[EXERCISE INSTRUCTIONS]
Scan the records for lines with the word "tipeveat", and copy every such line.

<<<<

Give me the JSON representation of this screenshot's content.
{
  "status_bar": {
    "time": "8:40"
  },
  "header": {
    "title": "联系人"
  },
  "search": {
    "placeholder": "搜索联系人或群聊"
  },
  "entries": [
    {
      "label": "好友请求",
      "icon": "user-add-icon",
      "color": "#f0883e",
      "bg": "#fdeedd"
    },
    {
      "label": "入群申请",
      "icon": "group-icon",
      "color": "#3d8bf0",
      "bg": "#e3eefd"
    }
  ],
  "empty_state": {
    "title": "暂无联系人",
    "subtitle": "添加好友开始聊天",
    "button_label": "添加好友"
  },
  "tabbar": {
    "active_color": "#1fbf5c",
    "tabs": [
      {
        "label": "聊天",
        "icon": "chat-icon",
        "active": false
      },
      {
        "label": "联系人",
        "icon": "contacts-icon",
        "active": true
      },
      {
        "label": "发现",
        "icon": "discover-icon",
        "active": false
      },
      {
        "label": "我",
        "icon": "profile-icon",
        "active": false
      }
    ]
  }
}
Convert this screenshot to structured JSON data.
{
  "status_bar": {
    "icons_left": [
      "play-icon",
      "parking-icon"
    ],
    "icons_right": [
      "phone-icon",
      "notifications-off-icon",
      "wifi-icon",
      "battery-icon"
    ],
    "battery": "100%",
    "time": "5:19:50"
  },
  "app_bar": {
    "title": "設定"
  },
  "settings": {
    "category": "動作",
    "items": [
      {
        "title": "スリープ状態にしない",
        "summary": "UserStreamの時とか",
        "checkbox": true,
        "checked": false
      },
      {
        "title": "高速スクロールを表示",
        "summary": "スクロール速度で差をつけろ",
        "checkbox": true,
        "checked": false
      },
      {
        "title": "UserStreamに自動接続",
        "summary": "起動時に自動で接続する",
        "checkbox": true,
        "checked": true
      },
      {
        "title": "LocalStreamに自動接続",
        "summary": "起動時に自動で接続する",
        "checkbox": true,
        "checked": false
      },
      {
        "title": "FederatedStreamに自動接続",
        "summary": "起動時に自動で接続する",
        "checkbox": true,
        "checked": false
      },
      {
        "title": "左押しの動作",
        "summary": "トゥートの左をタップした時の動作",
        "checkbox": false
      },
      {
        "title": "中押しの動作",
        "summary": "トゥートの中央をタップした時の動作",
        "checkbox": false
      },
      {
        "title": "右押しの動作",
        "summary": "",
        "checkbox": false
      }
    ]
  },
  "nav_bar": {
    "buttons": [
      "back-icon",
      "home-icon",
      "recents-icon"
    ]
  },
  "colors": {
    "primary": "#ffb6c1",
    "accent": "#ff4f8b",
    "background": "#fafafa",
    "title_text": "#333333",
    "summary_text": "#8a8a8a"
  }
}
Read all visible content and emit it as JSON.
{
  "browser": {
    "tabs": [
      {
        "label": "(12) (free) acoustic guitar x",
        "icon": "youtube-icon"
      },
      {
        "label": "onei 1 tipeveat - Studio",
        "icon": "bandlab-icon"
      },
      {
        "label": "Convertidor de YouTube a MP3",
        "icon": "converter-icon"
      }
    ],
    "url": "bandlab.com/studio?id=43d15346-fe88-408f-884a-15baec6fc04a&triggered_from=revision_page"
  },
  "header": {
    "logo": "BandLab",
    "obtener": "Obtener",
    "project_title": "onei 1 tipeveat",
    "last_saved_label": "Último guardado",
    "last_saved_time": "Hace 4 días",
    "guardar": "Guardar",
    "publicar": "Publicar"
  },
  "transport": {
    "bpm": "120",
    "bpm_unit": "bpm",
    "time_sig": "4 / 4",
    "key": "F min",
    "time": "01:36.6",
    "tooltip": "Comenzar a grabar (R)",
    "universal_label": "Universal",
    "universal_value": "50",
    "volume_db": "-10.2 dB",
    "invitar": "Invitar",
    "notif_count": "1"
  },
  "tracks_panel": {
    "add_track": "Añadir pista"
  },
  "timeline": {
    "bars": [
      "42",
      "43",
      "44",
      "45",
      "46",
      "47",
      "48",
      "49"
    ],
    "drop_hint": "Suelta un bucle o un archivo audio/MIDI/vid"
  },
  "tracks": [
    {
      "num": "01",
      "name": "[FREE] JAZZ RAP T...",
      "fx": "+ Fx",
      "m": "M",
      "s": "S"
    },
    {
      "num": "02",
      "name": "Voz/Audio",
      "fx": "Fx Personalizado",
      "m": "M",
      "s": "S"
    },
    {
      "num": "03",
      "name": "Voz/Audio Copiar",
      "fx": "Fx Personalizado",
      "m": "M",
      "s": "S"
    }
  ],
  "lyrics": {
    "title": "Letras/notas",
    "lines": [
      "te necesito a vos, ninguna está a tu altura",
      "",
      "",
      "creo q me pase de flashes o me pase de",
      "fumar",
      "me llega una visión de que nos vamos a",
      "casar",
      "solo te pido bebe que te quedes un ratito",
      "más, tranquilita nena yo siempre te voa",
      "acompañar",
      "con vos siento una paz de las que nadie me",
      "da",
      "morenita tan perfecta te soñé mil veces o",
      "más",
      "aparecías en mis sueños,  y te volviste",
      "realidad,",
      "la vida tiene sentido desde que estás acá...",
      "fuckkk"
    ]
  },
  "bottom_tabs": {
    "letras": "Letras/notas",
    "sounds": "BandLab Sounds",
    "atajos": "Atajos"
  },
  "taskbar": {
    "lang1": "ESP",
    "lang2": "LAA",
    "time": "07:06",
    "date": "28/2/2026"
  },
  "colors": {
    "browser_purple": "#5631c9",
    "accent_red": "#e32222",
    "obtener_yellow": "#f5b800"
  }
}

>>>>

[ANSWER BELOW]
        "label": "onei 1 tipeveat - Studio",
    "project_title": "onei 1 tipeveat",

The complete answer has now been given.